How the U.S. Government Is Screwing Up the War Against Cyberterrorism
Homeland Security Wants to Recruit Young Hackers While the Justice Department Wants to Keep Locking Them Up
By: Simon Dumenco
The media coverage last Wednesday came in great, rolling, panicky waves: “Massive Cyberattack Hits Internet Users” (CNN.com); “Global Internet Slows After “Biggest Attack in History'” (BBC); “”Largest Cyberattack Ever’ Is Happening Right Now, Threatens Rest of Web” (wired.co.uk); and so on and so forth.
It had something to do with a digital pissing match between a European anti-spam group called Spamhaus and a Dutch website-hosting company called Cyberbunker, and the effects were said to reverberate throughout the web. Except they didn’t, really.
Gizmodo’s Sam Biddle, ever the contrarian, volleyed back with a post titled “That Internet War Apocalypse Is a Lie”; he actually bothered to check with a couple of the companies that pay very close attention to cyberattacks: NTT, a massive, multinational internet “backbone” company, and Renesys, a global internet-monitoring firm. Neither firm, Biddle reported, saw evidence of the Spamhaus-Cyberbunker beef amounting to much.
There are plenty of real-deal cyber threats, but this one, he demonstrated, was little more than hype fueled by a self-promoting internet security firm that I won’t name on principle.
Basically, the media can’t get its story straight on the seemingly always-imminent internet meltdown. One day everything’s under control; the next day all hell is breaking loose. In fact, in the case of The New York Times, the juxtaposition of those narratives came on sequential days. The paper’s cyberattack story made its front page March 27; the day before, its front page featured a maddening story titled “Luring Young Web Warriors Is a Priority. It’s Also a Game.”
The gist of the report was that the Department of Homeland Security is enthusiastically recruiting mischievous young American hackers to combat evil foreign hackers who have been targeting government and private computer systems. Homeland Security has announced plans to hire 600 such hackers and has been working with security consultants on recruiting efforts, including the creation of a “Cyber Aces” hacking tournament for teens.
The maddening part of the Times report is that it made no mention of the fact that the federal government has zero credibility with the hacker community right now. Especially in the wake of the the January suicide of Aaron Swartz, a brilliant young programmer who was facing an overblown case the U.S. Justice Department mounted against him for using a clever hack to download millions of scientific articles from the JSTOR (Journal Storage) database through a Massachusetts Institute of Technology server.

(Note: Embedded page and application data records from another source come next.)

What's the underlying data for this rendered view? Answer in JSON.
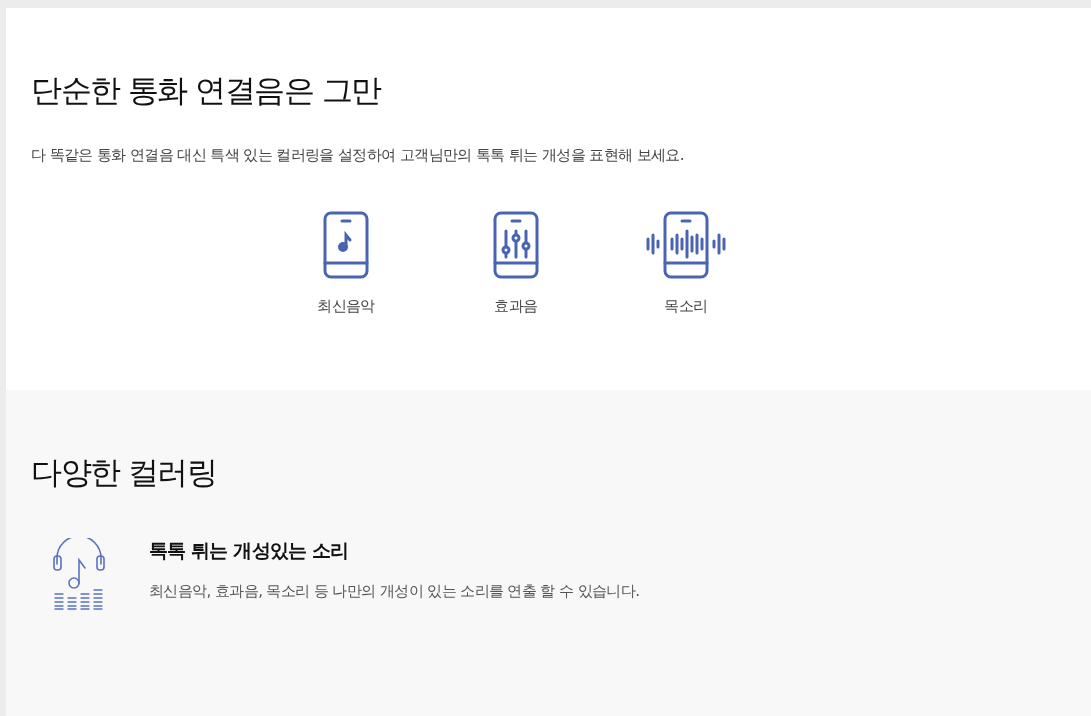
{
  "intro": {
    "title": "단순한 통화 연결음은 그만",
    "description": "다 똑같은 통화 연결음 대신 특색 있는 컬러링을 설정하여 고객님만의 톡톡 튀는 개성을 표현해 보세요.",
    "categories": [
      {
        "kind": "music",
        "label": "최신음악"
      },
      {
        "kind": "effects",
        "label": "효과음"
      },
      {
        "kind": "voice",
        "label": "목소리"
      }
    ]
  },
  "variety": {
    "title": "다양한 컬러링",
    "features": [
      {
        "title": "톡톡 튀는 개성있는 소리",
        "description": "최신음악, 효과음, 목소리 등 나만의 개성이 있는 소리를 연출 할 수 있습니다."
      }
    ]
  }
}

It was a stunt he pulled not for personal gain (there’s no black market for obscure journal articles), but to call attention to his ongoing campaign against profiteering in academia, as I noted in this space in January. “The world’s entire scientific and cultural heritage,” Swartz wrote back in 2008, “published over centuries in books and journals, is increasingly being digitized and locked up by a handful of private corporations. … It’s outrageous and unacceptable.”
Swartz never actually released the articles he downloaded — he returned them to JSTOR, which settled with him and opposed the government’s prosecution — but the Justice Department still threatened him with $4 million in fines and decades in jail in an attempt to force him to accept a plea bargain.
The bitter irony is that after Swartz’s death, the Obama administration essentially declared that it agreed with him. A memorandum issued in February by the White House Office of Science and Technology Policy directed agencies involved with federally financed academic research to develop “clear and coordinated policies” to make such information publicly available within a year of publication — i.e., to remove such works from behind the profiteering paywalls Swartz so vehemently opposed.
The U.S. Justice Department, meanwhile, insists that it stands by its prosecution of Swartz. (It had no choice but to dismiss the case, though, given the death of the defendant.) And the federal government continues to go after the wrong people, like Andrew Auernheimer, a hacker who exposed a security flaw in AT&T‘s servers that allowed him to access the private email addresses of a subset of iPad users. He did nothing malicious with those addresses, but he did tell Gawker about the exploit, and the blog ran a post titled “Apple‘s Worst Security Breach: 114,000 iPad Owners Exposed” in June 2010 that was deeply embarrassing for both AT&T and Apple.
You might think that Auernheimer, like Swartz, would be exactly the kind of guy Homeland Security would be interested in recruiting. A couple weeks ago, though, Auernheimer was sentenced to three and a-half years in prison.
But back to the media narrative du jour: The digital sky is falling! Hackers are causing internet Armageddon! Wait, never mind, not quite yet! Also: The Justice Department thinks all hackers are cyber terrorists! And: Homeland Security loves hackers and wants to hire them!
It can’t be all of those things at once. Though somehow it is.